Hobby gardeners and nature lovers look forward to seeing this biennial plant with the tender umbels and long, pinnate bracts that resemble fine lace. This gave the plant one of its names, Queen Anne’s Lace: according to legend, Queen Anne of Great Britain (1665-1714) pricked her finger and blood dripped onto the white lace collar she was sewing at the time.
In the 1970s, the wild carrot could be found in nearly every meadow. As a result of overfertilization and excessive mowing, the frequency of its appearance has been greatly reduced, and the plant has completely disappeared from some areas. Once considered a noxious weed, the wild carrot is currently being planted for decorative reasons. For many insects, the wild carrot represents an important food source, because it blooms for several weeks in the summer and provides an abundance of pollen and nectar.
The roots are edible, but woody and hard when mature. In the spring, the young leaves can be used for salads.
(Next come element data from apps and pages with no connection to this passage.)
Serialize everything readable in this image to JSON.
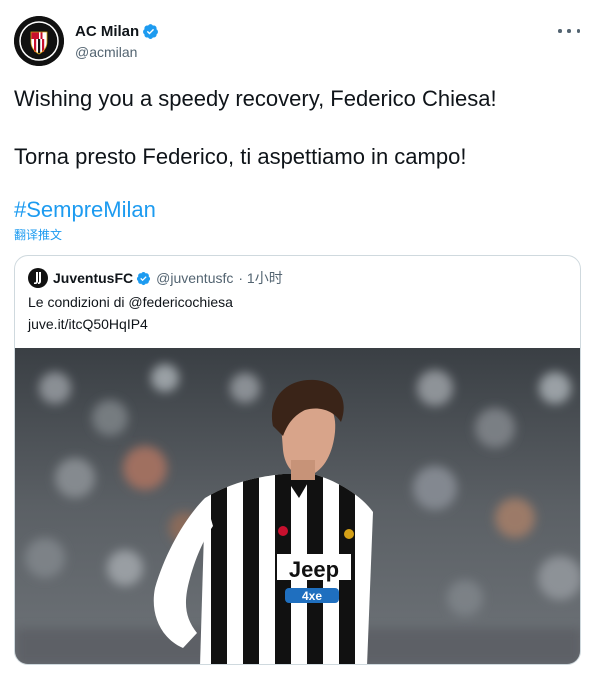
{
  "tweet": {
    "author": {
      "display_name": "AC Milan",
      "handle": "@acmilan",
      "verified": true,
      "avatar_icon": "ac-milan-crest-icon"
    },
    "more_icon": "more-dots-icon",
    "lines": [
      "Wishing you a speedy recovery, Federico Chiesa!",
      "Torna presto Federico, ti aspettiamo in campo!"
    ],
    "hashtag": "#SempreMilan",
    "translate_label": "翻译推文"
  },
  "quote": {
    "author": {
      "display_name": "JuventusFC",
      "handle": "@juventusfc",
      "time": "· 1小时",
      "verified": true,
      "avatar_icon": "juventus-logo-icon"
    },
    "text": "Le condizioni di @federicochiesa",
    "link": "juve.it/itcQ50HqIP4",
    "image_icon": "player-photo",
    "shirt_sponsor": "Jeep",
    "shirt_sleeve_sponsor": "4xe"
  },
  "colors": {
    "accent": "#1d9bf0",
    "text": "#0f1419",
    "secondary": "#536471",
    "border": "#cfd9de"
  }
}
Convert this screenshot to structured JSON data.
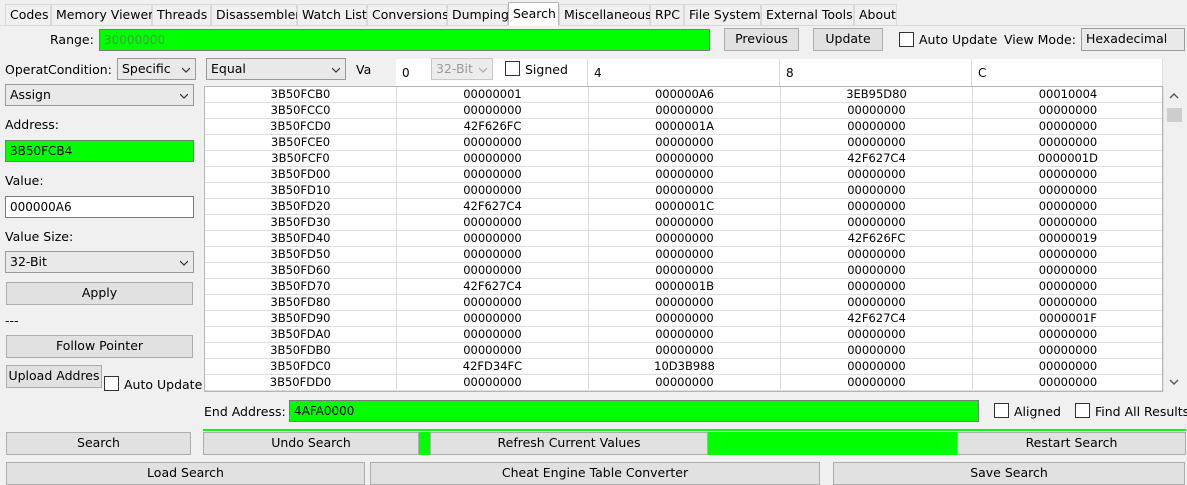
{
  "tabs": [
    "Codes",
    "Memory Viewer",
    "Threads",
    "Disassembler",
    "Watch List",
    "Conversions",
    "Dumping",
    "Search",
    "Miscellaneous",
    "RPC",
    "File System",
    "External Tools",
    "About"
  ],
  "active_tab": "Search",
  "range": {
    "label": "Range:",
    "value": "30000000"
  },
  "previous_label": "Previous",
  "update_label": "Update",
  "auto_update_label": "Auto Update",
  "view_mode": {
    "label": "View Mode:",
    "value": "Hexadecimal"
  },
  "left": {
    "operation_label": "Operatic",
    "condition_label": "Condition:",
    "condition_value": "Specific",
    "operation_value": "Assign",
    "address_label": "Address:",
    "address_value": "3B50FCB4",
    "value_label": "Value:",
    "value_value": "000000A6",
    "value_size_label": "Value Size:",
    "value_size_value": "32-Bit",
    "apply_label": "Apply",
    "separator": "---",
    "follow_pointer_label": "Follow Pointer",
    "upload_label": "Upload Addres",
    "auto_update_label": "Auto Update"
  },
  "search_options": {
    "comparison_value": "Equal",
    "value_label_partial": "Va",
    "bits_value": "32-Bit",
    "signed_label": "Signed"
  },
  "grid": {
    "headers": [
      "0",
      "4",
      "8",
      "C"
    ],
    "rows": [
      [
        "3B50FCB0",
        "00000001",
        "000000A6",
        "3EB95D80",
        "00010004"
      ],
      [
        "3B50FCC0",
        "00000000",
        "00000000",
        "00000000",
        "00000000"
      ],
      [
        "3B50FCD0",
        "42F626FC",
        "0000001A",
        "00000000",
        "00000000"
      ],
      [
        "3B50FCE0",
        "00000000",
        "00000000",
        "00000000",
        "00000000"
      ],
      [
        "3B50FCF0",
        "00000000",
        "00000000",
        "42F627C4",
        "0000001D"
      ],
      [
        "3B50FD00",
        "00000000",
        "00000000",
        "00000000",
        "00000000"
      ],
      [
        "3B50FD10",
        "00000000",
        "00000000",
        "00000000",
        "00000000"
      ],
      [
        "3B50FD20",
        "42F627C4",
        "0000001C",
        "00000000",
        "00000000"
      ],
      [
        "3B50FD30",
        "00000000",
        "00000000",
        "00000000",
        "00000000"
      ],
      [
        "3B50FD40",
        "00000000",
        "00000000",
        "42F626FC",
        "00000019"
      ],
      [
        "3B50FD50",
        "00000000",
        "00000000",
        "00000000",
        "00000000"
      ],
      [
        "3B50FD60",
        "00000000",
        "00000000",
        "00000000",
        "00000000"
      ],
      [
        "3B50FD70",
        "42F627C4",
        "0000001B",
        "00000000",
        "00000000"
      ],
      [
        "3B50FD80",
        "00000000",
        "00000000",
        "00000000",
        "00000000"
      ],
      [
        "3B50FD90",
        "00000000",
        "00000000",
        "42F627C4",
        "0000001F"
      ],
      [
        "3B50FDA0",
        "00000000",
        "00000000",
        "00000000",
        "00000000"
      ],
      [
        "3B50FDB0",
        "00000000",
        "00000000",
        "00000000",
        "00000000"
      ],
      [
        "3B50FDC0",
        "42FD34FC",
        "10D3B988",
        "00000000",
        "00000000"
      ],
      [
        "3B50FDD0",
        "00000000",
        "00000000",
        "00000000",
        "00000000"
      ]
    ]
  },
  "end_address": {
    "label": "End Address:",
    "value": "4AFA0000"
  },
  "aligned_label": "Aligned",
  "find_all_label": "Find All Results",
  "search_label": "Search",
  "undo_search_label": "Undo Search",
  "refresh_label": "Refresh Current Values",
  "restart_label": "Restart Search",
  "load_search_label": "Load Search",
  "converter_label": "Cheat Engine Table Converter",
  "save_search_label": "Save Search",
  "colors": {
    "highlight": "#00ff00",
    "button": "#e1e1e1",
    "background": "#f0f0f0"
  },
  "icons": [
    "chevron-down-icon",
    "scroll-up-icon",
    "scroll-down-icon"
  ]
}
Because of its high sugar content, the root was used by some cultures to sweeten puddings and other dishes.
The wild carrot closely resembles the poison hemlock, and physical contact can cause phytophotodermatitis or contact dermatitis in individuals with allergies.
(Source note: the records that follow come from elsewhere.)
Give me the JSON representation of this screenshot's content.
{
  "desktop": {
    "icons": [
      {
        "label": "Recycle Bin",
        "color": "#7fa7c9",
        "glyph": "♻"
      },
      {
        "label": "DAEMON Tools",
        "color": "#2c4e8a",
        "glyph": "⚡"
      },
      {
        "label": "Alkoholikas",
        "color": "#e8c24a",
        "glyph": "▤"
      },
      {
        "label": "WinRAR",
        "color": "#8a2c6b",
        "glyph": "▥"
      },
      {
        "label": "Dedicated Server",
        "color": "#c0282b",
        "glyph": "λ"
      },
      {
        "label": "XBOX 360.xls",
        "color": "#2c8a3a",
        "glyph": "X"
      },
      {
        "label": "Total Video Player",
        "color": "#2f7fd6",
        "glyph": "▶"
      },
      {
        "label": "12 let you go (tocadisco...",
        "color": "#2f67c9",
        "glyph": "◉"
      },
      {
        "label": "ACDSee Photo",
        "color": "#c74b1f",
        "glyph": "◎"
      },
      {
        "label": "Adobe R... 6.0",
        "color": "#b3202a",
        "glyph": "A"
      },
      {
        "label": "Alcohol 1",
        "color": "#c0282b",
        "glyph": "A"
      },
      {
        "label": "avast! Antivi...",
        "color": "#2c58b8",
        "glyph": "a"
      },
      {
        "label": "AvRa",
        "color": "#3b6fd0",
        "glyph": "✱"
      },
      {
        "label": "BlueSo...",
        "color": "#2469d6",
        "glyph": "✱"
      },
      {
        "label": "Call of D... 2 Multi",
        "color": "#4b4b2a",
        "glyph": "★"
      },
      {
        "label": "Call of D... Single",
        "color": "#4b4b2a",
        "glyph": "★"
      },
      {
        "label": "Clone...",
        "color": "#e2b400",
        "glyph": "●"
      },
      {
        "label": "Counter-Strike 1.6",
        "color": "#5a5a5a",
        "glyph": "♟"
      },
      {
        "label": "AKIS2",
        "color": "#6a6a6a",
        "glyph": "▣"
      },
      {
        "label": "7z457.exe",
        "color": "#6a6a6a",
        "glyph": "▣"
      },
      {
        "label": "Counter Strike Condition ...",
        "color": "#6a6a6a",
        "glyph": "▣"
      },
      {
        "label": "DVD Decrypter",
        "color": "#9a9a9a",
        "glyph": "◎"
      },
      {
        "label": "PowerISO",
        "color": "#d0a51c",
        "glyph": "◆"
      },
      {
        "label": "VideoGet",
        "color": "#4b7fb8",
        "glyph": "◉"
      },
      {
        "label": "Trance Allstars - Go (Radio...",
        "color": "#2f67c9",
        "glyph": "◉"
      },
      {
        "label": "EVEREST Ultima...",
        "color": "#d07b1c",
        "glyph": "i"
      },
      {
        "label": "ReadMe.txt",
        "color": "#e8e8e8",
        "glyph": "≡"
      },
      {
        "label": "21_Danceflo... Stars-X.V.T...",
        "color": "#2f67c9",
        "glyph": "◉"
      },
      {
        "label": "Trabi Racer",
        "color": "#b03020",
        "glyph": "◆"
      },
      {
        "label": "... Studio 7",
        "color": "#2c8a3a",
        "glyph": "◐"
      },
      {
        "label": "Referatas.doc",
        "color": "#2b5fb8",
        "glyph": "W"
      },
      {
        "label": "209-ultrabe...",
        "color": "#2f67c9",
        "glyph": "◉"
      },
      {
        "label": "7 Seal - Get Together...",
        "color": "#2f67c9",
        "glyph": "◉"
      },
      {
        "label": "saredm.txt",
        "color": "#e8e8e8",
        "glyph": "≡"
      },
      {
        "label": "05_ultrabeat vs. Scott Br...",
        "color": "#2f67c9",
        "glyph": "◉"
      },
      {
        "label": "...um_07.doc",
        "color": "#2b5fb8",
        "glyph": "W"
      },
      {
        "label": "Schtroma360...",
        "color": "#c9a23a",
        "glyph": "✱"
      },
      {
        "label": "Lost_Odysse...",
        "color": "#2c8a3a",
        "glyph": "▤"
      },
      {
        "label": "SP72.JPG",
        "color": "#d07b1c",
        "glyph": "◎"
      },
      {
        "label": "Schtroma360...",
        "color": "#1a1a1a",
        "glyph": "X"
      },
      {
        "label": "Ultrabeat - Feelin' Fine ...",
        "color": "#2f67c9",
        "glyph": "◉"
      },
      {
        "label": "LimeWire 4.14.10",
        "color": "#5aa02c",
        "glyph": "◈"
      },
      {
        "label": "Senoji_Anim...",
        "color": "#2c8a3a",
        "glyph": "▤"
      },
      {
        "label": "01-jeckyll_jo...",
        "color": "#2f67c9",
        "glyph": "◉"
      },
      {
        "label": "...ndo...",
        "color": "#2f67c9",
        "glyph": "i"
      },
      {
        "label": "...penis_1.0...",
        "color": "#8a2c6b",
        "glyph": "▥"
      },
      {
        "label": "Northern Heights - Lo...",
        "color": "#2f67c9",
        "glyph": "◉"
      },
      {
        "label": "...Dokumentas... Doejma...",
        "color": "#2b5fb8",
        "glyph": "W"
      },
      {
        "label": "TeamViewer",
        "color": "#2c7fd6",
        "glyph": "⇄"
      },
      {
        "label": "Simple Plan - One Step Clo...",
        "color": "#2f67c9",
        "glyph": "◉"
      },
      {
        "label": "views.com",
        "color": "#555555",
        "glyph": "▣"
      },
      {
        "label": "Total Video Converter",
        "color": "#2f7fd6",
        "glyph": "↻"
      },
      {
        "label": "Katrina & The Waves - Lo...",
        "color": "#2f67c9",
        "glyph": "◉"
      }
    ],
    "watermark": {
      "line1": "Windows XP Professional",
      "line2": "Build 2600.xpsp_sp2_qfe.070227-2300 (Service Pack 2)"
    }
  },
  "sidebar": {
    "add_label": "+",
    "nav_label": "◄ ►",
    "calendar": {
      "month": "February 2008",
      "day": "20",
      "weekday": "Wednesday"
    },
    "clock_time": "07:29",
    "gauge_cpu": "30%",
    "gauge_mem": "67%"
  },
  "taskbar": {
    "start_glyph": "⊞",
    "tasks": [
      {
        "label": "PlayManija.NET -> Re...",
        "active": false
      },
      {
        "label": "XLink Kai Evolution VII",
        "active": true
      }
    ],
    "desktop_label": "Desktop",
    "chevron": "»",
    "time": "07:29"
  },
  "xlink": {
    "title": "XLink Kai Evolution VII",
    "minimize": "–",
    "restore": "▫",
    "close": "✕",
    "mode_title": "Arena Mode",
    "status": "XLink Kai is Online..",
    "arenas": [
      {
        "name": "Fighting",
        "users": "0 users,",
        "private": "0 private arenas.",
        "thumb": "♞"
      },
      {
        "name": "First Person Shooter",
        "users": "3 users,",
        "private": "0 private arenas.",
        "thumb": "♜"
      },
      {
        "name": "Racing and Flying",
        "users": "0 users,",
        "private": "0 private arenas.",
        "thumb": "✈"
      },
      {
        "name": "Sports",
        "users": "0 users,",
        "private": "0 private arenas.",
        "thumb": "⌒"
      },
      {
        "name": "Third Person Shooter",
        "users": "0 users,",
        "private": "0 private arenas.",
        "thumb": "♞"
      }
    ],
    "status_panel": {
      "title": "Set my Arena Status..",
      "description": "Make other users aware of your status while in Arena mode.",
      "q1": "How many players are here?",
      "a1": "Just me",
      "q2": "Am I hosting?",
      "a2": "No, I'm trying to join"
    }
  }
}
Its seeds are used for medical purposes. When the plant’s brown and dry, the stem’s cut several centimetres below the flower head, which are then rubbed together until the seeds fall out. They’re rinsed in water, dried, and stored in an airtight container.
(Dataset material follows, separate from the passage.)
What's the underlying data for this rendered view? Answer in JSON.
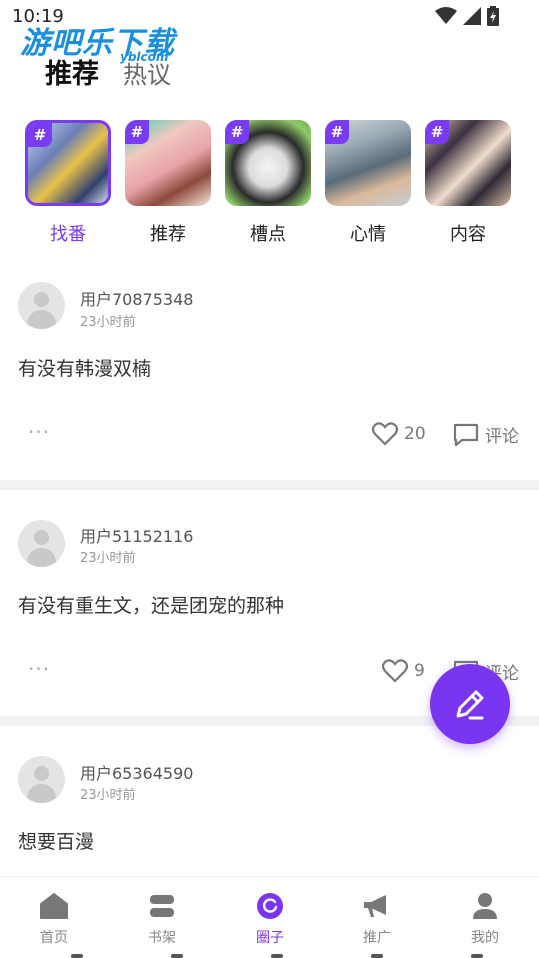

The plant contains a number of pharmacological agents that are ascribed the following effects, among many others: analgesic, antiarthritic, antidepressant, antipsychotic, antischizophrenic, antidotal, anti-inflammatory, antimicrobial, anticonvulsant, antidiabetic, antiestrogen, antihistamine, antioxidant, antiseptic, anticonvulsant, antiepileptic, anxiolytic, antistress, anti-PMS, anti-hangover, antiviral, anticancerous, expectorant, fungistatic, immunostimulating, as an MAO inhibitor, sedative, tranquilizing, aphrodisiac and stimulation of pituitary gland.
When used as a contraceptive, the seeds are ground or brewed as a tea and taken for several days when having unprotected sex. When larger doses are taken as a contraceptive after having sex, they are assumed to prevent a pregnancy. In contrast to the morning-after pill, these seeds don’t block fertilisation of the egg, rather they prevent the fertilised egg from attaching to the uterus wall.
John M. Riddle, Eve’s Herbs: A History of Contraception and Abortion in the West, 1997
John M. Riddle, Contraception and Abortion from the Ancient World to the Renaissance, 1992
Helga Dietrich and Birgitt Hellmann, Vom Nimbaum bis zur Pille, 2006